What’s it worth

Bargains and marginsMost clothes are made in factories in countries such as China or Bangladesh. The cheap cost of labour in these countries means that putting together garments only costs a few tens of pence. Some clothing factories provide much needed employment to deprived areas, while others force workers to sweat 75-hours a week in factories for a fraction of a living wage. For cheapness, the raw materials probably come from yet another country. Once they are made the garments are shipped to the countries where they are sold, and taxed when they arrive. A wholesale warehouse is their next stop, where the high street retailers pick up their products, add on something called value added tax (VAT), which is the Government’s share, and sell them to you.

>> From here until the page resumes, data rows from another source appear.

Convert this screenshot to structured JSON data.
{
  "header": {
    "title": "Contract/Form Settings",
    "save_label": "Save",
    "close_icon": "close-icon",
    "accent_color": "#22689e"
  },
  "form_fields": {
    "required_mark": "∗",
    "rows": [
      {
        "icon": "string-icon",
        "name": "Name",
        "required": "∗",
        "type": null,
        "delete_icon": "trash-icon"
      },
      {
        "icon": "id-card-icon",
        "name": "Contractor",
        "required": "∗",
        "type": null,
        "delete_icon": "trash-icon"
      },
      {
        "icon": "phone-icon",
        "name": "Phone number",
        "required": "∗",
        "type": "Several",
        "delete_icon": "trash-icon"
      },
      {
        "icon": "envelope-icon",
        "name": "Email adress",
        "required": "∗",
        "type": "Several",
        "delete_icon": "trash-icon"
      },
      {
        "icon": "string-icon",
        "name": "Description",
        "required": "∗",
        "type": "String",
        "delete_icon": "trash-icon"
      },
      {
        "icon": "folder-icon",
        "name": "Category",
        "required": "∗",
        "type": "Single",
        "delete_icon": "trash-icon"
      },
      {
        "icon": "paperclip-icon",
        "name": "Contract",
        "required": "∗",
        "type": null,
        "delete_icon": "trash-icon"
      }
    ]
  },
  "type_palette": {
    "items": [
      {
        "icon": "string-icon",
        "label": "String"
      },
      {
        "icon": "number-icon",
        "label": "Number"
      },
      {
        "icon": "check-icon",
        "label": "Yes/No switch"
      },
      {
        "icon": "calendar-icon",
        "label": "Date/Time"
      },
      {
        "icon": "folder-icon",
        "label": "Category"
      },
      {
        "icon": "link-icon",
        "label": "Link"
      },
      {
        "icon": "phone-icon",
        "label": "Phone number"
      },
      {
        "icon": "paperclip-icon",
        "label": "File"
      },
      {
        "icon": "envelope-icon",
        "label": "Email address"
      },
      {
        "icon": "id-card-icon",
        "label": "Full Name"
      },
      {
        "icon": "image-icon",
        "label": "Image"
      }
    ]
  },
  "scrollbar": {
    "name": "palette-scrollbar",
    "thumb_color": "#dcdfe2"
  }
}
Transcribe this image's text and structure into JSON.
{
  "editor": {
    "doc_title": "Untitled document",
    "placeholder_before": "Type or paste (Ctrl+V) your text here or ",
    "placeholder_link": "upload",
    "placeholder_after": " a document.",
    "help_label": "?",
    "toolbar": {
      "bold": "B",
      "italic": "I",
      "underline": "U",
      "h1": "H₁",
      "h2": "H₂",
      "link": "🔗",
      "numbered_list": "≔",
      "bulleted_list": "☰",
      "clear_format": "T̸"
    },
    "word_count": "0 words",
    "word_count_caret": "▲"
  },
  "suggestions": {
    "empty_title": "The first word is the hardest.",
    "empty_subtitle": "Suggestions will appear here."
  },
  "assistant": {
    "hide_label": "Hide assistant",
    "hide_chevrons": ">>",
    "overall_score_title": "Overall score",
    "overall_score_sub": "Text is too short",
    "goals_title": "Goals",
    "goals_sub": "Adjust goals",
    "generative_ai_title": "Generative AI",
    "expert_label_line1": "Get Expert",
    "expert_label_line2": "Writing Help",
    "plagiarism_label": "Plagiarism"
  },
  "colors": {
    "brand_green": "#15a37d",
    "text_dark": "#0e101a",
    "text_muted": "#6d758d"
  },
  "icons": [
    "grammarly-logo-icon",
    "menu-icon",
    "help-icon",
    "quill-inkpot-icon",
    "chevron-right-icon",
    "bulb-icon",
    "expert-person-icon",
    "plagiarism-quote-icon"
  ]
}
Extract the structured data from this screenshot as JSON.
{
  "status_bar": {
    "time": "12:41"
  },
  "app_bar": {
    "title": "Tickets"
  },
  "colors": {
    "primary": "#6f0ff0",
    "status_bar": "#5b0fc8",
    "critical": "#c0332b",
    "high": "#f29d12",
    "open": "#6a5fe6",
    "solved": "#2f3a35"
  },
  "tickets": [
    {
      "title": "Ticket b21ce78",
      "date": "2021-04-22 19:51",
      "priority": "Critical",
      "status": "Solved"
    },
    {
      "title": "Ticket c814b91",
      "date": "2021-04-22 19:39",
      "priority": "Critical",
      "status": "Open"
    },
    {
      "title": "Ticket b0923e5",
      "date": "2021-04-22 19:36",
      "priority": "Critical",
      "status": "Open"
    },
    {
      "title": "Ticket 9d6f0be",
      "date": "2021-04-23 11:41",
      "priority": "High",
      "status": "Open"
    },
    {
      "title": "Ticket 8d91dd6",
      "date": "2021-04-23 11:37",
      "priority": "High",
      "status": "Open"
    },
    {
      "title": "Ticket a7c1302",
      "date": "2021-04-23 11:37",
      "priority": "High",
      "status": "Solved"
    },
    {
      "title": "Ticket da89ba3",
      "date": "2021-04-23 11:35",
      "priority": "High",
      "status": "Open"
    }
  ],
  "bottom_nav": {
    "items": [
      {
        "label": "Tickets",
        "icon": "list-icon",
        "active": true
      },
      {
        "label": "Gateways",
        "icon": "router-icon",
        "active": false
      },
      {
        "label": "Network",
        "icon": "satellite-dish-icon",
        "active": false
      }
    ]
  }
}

This is a typical price breakdown for a cotton shirt exported from Bangladesh.


Cost in US$

Cost in £

% of retail price



 £0.10  1.0
Trim (buttons, zips, thread etc)


 £0.14  1.6
Cost at Factory


 £0.24  2.6


 £1.81  19.8
Other indirect costs (translation, transport)


 £0.97  10.5
Price (up till it’s packed onto the ship)


 £3.02  32.9
Duty and freight


 £0.61  6.6
Price (upon landing in country of sale)


 £3.62  39.5
Retailing markup


 £4.18  45.6
Price at retailer


 £7.80  85.1
VAT at 17.5%  £9.17  100.0


No matter whether you’re paying £8 or £80 for your shirt, the workers who make it typically get one or two percent of the retail price. This means that often garment workers’ wages are well below living wages, even though living wages in some countries can be as low as 50p an hour.

Discount clothes companies claim that their prices are cheap because they lower the cost of running their shops, so they take a lower retail markup. But investigations have found that, while this may reduce the price a little, the biggest savings are made by employing cheap foreign workers. The retailers still make at least 300% profit on the basic cost of making the clothes. The cheap prices are because someone in Bangladesh is paying the price.

Bargains and margins The right choice

So how can you get clothes without someone else suffering? One way is to buy from certified fair trade suppliers, but this can be expensive. Buying clothes made in the UK is some guarantee of the workers receiving a decent living wage, and also means that freight costs and pollution are much lower. Buying second-hand or swapping clothes with your friends is an extremely eco-friendly and ethical way of getting new items for a tiny cost – with no blood, sweat or tears.